I got him when he was a tiny black kitten with faint watermarks in his fur, a white patch on his chest, and white paws. I was living in a bach at Whangaparaoa with my friend David. I don’t recall where Tiddles came from. As he grew, he turned into a Tabby. I didn’t really notice the change it was so gradual. Until one day I realised he wasn’t black any more. He was Tiddles the Tabby.
He was the latest in a long succession of Tiddleses stretching back to when I was eight, living in Bunnythorpe. I had tried to name that first one Ned Kelly, but my grandmother gave him the appellation Tiddles. There was nothing I could do about it. It was the name he answered to. The name stuck for all my cats in the following years; cat after cat.
None of my previous cats were as memorable as this Tiddles was. They were a succession of furry companions indistinguishable from each other except by colour. Tiddles was different.
From the start, he slept with me in my bed. As a tiny kitten he would curl up in the small of my back, or under my chin. Anywhere awkward. He never once, to my recollection, needed any toilet training.
I had a succession of jobs after I left university. My speech impediment prevented me being accepted into the careers I thought I wanted. I lacked confidence, direction and motivation for a time. In 1972 I switched from hospital orderly to dairy farmhand, and moved, with Tiddles, to a farm in Matamata.
Young McDonald, my employer, 1971 Young Farmer of the Year, and Total Dick, allowed me to bring my cat with me, but would not let him inside the house. Cats belonged outside, catching mice. I just opened my bedroom window for Tiddles. He joined me when I went to bed, which was early, and left in the morning at four, when I got up for breakfast before milking.
I loved the farming life, and worked at it hard and diligently, but did not get on well with my employer, who had no social skills at all. But that’s another story.
I returned home to my parents’ after I failed as a farmer, and lived in a room in the back of the garage for a time, with a large saltwater aquarium, and with Tiddles.
Tiddles was a hunter, and always shared his kills with me. Always the back half, neatly beheaded and gutted. A mouse, a rat. Whatever. Left neatly at the foot of my bed ready to eat. Then, for a few weeks one year, the haunches of a guinea pig would appear periodically. I have no idea where he obtained them. I didn’t ask. One day, a very different looking haunch was proudly left for my delectation. I puzzled over it for a time until I realised it was the back end of a chihuahua. My cat had killed, and half eaten, a dog.

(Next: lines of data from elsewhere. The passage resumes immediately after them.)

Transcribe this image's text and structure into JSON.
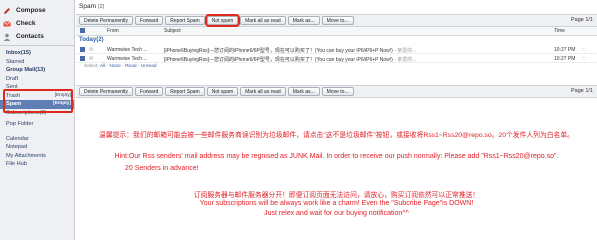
{
  "sidebar": {
    "nav": [
      {
        "label": "Compose",
        "icon": "compose-icon"
      },
      {
        "label": "Check",
        "icon": "check-mail-icon"
      },
      {
        "label": "Contacts",
        "icon": "contacts-icon"
      }
    ],
    "folders": [
      {
        "label": "Inbox(15)",
        "bold": true
      },
      {
        "label": "Starred",
        "bold": false
      },
      {
        "label": "Group Mail(13)",
        "bold": true
      },
      {
        "label": "Draft",
        "bold": false
      },
      {
        "label": "Sent",
        "bold": false
      }
    ],
    "trash": {
      "label": "Trash",
      "count": "[Empty]"
    },
    "spam": {
      "label": "Spam",
      "count": "[Empty]"
    },
    "subscribe": {
      "label": "Subscriptions(2)"
    },
    "pop_folder": "Pop Folder",
    "links": [
      "Calendar",
      "Notepad",
      "My Attachments",
      "File Hub"
    ]
  },
  "main": {
    "title": "Spam",
    "title_count": "(2)",
    "toolbar": {
      "delete_permanently": "Delete Permanently",
      "forward": "Forward",
      "report_spam": "Report Spam",
      "not_spam": "Not spam",
      "mark_all_read": "Mark all as read",
      "mark_as": "Mark as...",
      "move_to": "Move to...",
      "page": "Page 1/1"
    },
    "columns": {
      "from": "From",
      "subject": "Subject",
      "time": "Time"
    },
    "group_label": "Today(2)",
    "rows": [
      {
        "from": "Warmwise Tech ...",
        "subject": "[iPhone6BuyingRss]---您订阅的iPhone6/6P型号，现在可以购买了！(You can buy your iP6/iP6+P Now!)",
        "preview": " - 亲爱的...",
        "time": "10:27 PM"
      },
      {
        "from": "Warmwise Tech ...",
        "subject": "[iPhone6BuyingRss]---您订阅的iPhone6/6P型号，现在可以购买了！(You can buy your iP6/iP6+P Now!)",
        "preview": " - 亲爱的...",
        "time": "10:27 PM"
      }
    ],
    "selbar": {
      "prefix": "Select:",
      "all": "All",
      "none": "None",
      "read": "Read",
      "unread": "Unread"
    }
  },
  "message": {
    "p1": "温馨提示：我们的邮箱可能会被一些邮件服务商误识别为垃圾邮件，请点击\"这不是垃圾邮件\"按钮，或接收将Rss1~Rss20@repo.so。20个发件人列为白名单。",
    "p2": "Hint:Our Rss senders' mail address may be regnised as JUNK Mail. In order to receive our push normally: Please add \"Rss1~Rss20@repo.so\".",
    "p2b": "20 Senders in advance!",
    "p3": "订阅服务器与邮件服务器分开！即便订阅页面无法访问，请放心，购买订阅依然可以正常推送！",
    "p4": "Your subscriptions will be always work like a charm! Even the \"Subcribe Page\"is DOWN!",
    "p5": "Just relex and wait for our buying notification^^"
  },
  "colors": {
    "accent_red": "#e21f26",
    "selected_folder": "#5f7eb4",
    "link": "#2f5ea6"
  }
}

I guiltily buried my share in the garden, with the guinea pigs and rats. I thought no more about it until about a week later a woman and her young daughter came knocking door to door with a picture of a chihuahua pup, asking if anyone had seen it. They had only just got it to replace some guinea pigs that had escaped, and now it had run away too. It had cost them three hundred dollars. A lot of money back then.
I was not aware of my legal liability as the owner of the canicidal cat, so of course I did not enlighten them as to the end of their lost pup.
Shortly after that I moved into a rented house down by the railway lines. At the rear were acres of vineyard, and next door was a poultry processing plant. Chickens that escaped often came to my place. Most never left. Now I could share in his kills.
Tiddles used to ride with me in my car. He happily sat on the back of the seat with his paws on my shoulder. I could take him for a walk and he’d follow like a dog. He would stalk me, and ambush me. He was always head-bumpingly friendly.
Until the first time he found me sharing my bed with someone else. Then he was out of sorts for a week. But he settled into married life, too.
When I brought home Mach the Dog Tiddles was out of sorts even longer, but the two of them finally settled into mutual acceptance. Tiddles would stalk and ambush Mach, who would run away. He could have killed Tiddles easily. I saw him snap the neck of a possum once. The possum is the most viciously frightening creature in New Zealand apart from the wild boar. Any dog that can deal with one of those could easily despatch a cat. Mach knew his place.
Many years and three houses later they were still chasing each other around. One day I was dropped off at home in Ranui after work by a friend because my car was in for servicing. The pets had not recognised the sound of the car, so were not aware I had arrived home. I looked over the front gate to see them both curled up together on the lawn, grooming each other with their tongues. As friendly as can be. An unusual and touching sight. The moment they saw me, Tiddles jumped away from Mach and started his harassment routine again. They really were playing.
They died about a year apart, Tiddles at about eighteen years of age and Mach at eleven. I’ve never had any other pets like them.